It is this evenhandedness that is at the center of Spike Lee’s work, and yet it is invisible to many of his viewers and critics. In Do the Right Thing, the subject is not simply a race riot, but the tragic dynamic of racism, racial tension, and miscommunication, seen in microcosm. Essay on Spike Lee's Do the Right Thing. Racial Issues In Spike Lee Movies Film Studies Essay. Racism refers to the intolerance or discrimination of a person or a group of people based on their skin color, language, religion, customs and/or beliefs. This paper attempts to understand the birth and causes of racism, racial profiling and racial stereotypes with the use of Spike Lee’s four films School Daze, Do the Right Thing, Jungle Fever and Mo’ Better Blues. Without an thought of why, and in what circumstances, racism arises, we will certainly be unable to successfully eradicate it neither will we be able to create a world without prejudice and enmity between groups of people and replace them with harmony and fairness.
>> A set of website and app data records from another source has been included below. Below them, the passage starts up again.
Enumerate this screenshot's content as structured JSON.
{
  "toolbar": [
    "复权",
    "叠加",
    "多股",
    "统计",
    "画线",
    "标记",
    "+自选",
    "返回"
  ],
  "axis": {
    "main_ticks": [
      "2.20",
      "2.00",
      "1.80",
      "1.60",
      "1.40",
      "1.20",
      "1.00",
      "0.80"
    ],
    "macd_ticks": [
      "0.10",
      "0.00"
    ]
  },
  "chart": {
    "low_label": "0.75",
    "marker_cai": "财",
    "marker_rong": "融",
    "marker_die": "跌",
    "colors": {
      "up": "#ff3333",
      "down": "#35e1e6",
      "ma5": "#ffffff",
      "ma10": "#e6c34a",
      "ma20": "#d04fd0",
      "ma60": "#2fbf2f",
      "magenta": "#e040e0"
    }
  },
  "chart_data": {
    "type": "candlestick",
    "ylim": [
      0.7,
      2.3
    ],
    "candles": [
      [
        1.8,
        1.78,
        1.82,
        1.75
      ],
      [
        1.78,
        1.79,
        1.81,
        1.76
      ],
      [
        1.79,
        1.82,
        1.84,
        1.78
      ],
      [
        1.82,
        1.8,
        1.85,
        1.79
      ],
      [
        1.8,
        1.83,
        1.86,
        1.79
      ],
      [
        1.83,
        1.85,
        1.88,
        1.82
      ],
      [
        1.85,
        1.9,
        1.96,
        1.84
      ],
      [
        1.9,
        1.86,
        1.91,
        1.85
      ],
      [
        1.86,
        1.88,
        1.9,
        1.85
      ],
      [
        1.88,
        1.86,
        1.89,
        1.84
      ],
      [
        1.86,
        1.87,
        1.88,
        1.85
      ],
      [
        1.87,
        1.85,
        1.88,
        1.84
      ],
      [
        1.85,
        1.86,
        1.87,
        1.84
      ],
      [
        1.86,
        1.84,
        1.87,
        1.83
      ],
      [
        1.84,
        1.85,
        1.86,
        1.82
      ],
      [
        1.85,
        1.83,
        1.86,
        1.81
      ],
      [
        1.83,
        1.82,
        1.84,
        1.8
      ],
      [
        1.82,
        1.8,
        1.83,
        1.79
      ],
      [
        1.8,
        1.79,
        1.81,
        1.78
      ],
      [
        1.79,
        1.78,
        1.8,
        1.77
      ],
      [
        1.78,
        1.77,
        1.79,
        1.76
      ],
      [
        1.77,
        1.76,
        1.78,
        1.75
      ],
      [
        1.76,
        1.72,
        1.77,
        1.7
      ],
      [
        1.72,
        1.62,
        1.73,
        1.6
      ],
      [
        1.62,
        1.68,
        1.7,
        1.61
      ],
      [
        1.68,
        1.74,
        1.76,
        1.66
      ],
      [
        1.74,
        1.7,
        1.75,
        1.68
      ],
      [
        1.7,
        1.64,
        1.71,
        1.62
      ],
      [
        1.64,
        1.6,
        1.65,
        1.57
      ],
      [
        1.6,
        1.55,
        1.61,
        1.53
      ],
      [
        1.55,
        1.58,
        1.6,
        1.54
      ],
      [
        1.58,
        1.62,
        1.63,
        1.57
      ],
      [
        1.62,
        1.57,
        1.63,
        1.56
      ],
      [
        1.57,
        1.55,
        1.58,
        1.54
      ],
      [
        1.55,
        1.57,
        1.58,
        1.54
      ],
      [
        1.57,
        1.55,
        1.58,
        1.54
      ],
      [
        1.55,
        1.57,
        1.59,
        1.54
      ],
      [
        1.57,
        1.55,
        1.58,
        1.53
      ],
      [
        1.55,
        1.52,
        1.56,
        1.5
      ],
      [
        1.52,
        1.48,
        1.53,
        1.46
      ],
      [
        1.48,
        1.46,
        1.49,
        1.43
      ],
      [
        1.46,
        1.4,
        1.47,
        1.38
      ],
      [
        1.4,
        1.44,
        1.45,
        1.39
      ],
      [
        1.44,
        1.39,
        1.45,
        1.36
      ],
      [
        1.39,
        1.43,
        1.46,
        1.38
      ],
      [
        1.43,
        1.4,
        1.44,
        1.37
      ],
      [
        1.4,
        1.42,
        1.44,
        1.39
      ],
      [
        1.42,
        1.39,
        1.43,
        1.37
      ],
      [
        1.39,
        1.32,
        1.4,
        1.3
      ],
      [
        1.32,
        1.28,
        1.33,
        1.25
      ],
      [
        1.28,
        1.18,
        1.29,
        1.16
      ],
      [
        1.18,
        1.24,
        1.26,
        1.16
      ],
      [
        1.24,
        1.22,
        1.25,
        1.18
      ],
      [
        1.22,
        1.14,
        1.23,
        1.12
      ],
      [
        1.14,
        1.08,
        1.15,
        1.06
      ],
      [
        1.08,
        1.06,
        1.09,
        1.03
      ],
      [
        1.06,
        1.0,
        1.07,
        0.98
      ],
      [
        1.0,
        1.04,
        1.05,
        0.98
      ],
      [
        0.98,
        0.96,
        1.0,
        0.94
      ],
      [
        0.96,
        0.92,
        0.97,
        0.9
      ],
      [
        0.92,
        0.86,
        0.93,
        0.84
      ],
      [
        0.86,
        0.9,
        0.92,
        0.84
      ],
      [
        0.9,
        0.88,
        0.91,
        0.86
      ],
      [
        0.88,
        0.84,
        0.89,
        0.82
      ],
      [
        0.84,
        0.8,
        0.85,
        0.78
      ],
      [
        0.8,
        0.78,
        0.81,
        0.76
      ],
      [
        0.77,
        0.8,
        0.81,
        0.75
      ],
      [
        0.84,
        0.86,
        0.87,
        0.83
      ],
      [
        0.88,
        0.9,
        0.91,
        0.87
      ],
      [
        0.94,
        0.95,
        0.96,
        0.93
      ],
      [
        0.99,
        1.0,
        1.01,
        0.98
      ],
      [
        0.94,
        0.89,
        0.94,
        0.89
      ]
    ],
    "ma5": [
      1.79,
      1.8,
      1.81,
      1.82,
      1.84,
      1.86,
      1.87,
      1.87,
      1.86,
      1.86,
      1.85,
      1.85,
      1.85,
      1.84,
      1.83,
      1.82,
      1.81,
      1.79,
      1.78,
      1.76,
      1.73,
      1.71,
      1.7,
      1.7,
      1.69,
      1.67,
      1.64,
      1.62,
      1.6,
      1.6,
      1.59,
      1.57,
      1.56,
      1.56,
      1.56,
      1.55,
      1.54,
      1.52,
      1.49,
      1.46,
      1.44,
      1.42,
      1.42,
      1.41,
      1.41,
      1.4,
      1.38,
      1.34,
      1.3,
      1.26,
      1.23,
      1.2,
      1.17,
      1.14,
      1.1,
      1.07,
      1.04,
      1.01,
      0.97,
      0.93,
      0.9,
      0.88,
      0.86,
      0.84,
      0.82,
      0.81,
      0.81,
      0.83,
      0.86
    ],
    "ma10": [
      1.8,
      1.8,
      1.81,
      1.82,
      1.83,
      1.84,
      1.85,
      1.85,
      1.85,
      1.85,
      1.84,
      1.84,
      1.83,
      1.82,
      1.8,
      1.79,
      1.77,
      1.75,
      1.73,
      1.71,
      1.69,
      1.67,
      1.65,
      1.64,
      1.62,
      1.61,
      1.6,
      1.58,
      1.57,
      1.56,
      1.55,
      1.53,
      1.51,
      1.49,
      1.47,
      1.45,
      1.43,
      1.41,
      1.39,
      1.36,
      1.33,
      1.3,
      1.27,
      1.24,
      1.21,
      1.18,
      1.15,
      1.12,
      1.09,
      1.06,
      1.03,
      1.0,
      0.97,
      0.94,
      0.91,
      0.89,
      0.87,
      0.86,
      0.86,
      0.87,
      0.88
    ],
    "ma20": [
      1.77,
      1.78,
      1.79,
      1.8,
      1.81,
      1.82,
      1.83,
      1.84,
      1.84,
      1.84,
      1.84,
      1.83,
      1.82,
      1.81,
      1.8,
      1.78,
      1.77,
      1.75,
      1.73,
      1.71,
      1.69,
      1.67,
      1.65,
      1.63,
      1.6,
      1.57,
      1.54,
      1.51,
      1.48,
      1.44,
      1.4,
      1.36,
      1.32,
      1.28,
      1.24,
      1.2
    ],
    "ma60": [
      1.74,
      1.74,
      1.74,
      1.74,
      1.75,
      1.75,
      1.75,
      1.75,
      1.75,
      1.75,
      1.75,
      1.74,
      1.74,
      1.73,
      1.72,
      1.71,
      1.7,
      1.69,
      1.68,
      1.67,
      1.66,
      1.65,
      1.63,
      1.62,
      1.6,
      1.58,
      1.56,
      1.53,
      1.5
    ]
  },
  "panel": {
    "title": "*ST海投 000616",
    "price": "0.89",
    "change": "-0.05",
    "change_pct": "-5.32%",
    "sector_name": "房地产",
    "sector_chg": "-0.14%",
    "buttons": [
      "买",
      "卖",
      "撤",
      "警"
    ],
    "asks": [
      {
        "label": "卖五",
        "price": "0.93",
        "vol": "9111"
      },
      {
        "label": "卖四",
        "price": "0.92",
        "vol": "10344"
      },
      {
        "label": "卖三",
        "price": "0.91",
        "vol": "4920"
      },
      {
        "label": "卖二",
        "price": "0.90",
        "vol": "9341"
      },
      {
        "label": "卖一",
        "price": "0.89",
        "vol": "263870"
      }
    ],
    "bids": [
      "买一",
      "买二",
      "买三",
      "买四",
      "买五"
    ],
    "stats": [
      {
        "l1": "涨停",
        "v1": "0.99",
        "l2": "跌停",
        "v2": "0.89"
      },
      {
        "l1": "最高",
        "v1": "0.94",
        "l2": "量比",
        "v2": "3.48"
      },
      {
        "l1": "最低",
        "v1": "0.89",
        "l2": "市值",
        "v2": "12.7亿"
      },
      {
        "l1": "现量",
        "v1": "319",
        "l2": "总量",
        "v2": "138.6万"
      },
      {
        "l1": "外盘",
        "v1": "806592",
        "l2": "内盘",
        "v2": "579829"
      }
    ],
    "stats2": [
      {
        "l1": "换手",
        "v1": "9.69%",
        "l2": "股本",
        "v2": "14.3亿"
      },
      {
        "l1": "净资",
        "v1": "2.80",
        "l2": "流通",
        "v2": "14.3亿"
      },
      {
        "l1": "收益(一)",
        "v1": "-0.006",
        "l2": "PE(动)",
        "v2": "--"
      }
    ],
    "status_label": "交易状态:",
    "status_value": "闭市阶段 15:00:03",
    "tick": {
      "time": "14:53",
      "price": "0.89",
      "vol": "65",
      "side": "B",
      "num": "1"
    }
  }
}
According to Fredrickson (pg.12) racism in America and around the globe is not an unusual phenomenon. It is obvious in the media, schools, churches and work places that racism is a dynamic entity in the human race. Racism, in the United States for the most part began in the eighteenth century when settlers of all nationalities came to work as slaves in America. Spike Lee Essay. Spike Lee 1957– (Full name Shelton Jackson Lee) American director, producer, screenwriter, nonfiction writer, and actor.

The following entry presents an overview of Lee's career through 1996. Spike Lee has become a cultural icon in America. Known for his outspokenness as well as for his films, Lee has attracted both controversy and critical attention. Biographical Information Lee was born on March 20, 1957, in Atlanta, Georgia, to William and Jacqueline Lee. Major Works Lee's films focus on various aspects of contemporary African-American life. Critical Reception Critics who review Lee's work often digress into discussions of Lee's persona in addition to or instead of his films.

Spike Lee. Silent racism: how well-meaning white people perpetuate the racial divide - Barbara Trepagnier - Google Books. ‘Silent Racism’ book sheds light on current racial climate : University News Service : Texas State University. By Marc SpeirUniversity News Service June 27, 2007Barbara Trepagnier, sociology professor at Texas State University-San Marcos, says that people should replace the question of whether or not they are racist with asking themselves how they are racist.

“It’s a much more fruitful question,” Trepagnier said. “We’re this way because of the stereotypes we all grew up with and the ideas in our head have everything to do with our actions. My point is that those stereotypes matter.” Trepagnier argues that every person harbors some racist thoughts and feelings, and that the acknowledgements of these attitudes are important to changing racial inequality. The 66 year-old recently celebrated Paradigm Publishers’ March 30 paperback release of her book entitled, Silent Racism: How Well-Meaning White People Perpetuate the Racial Divide, as it continues to find further shelf space in bookstores nationwide.

“I’m referring to systemic racism,” Trepagnier said.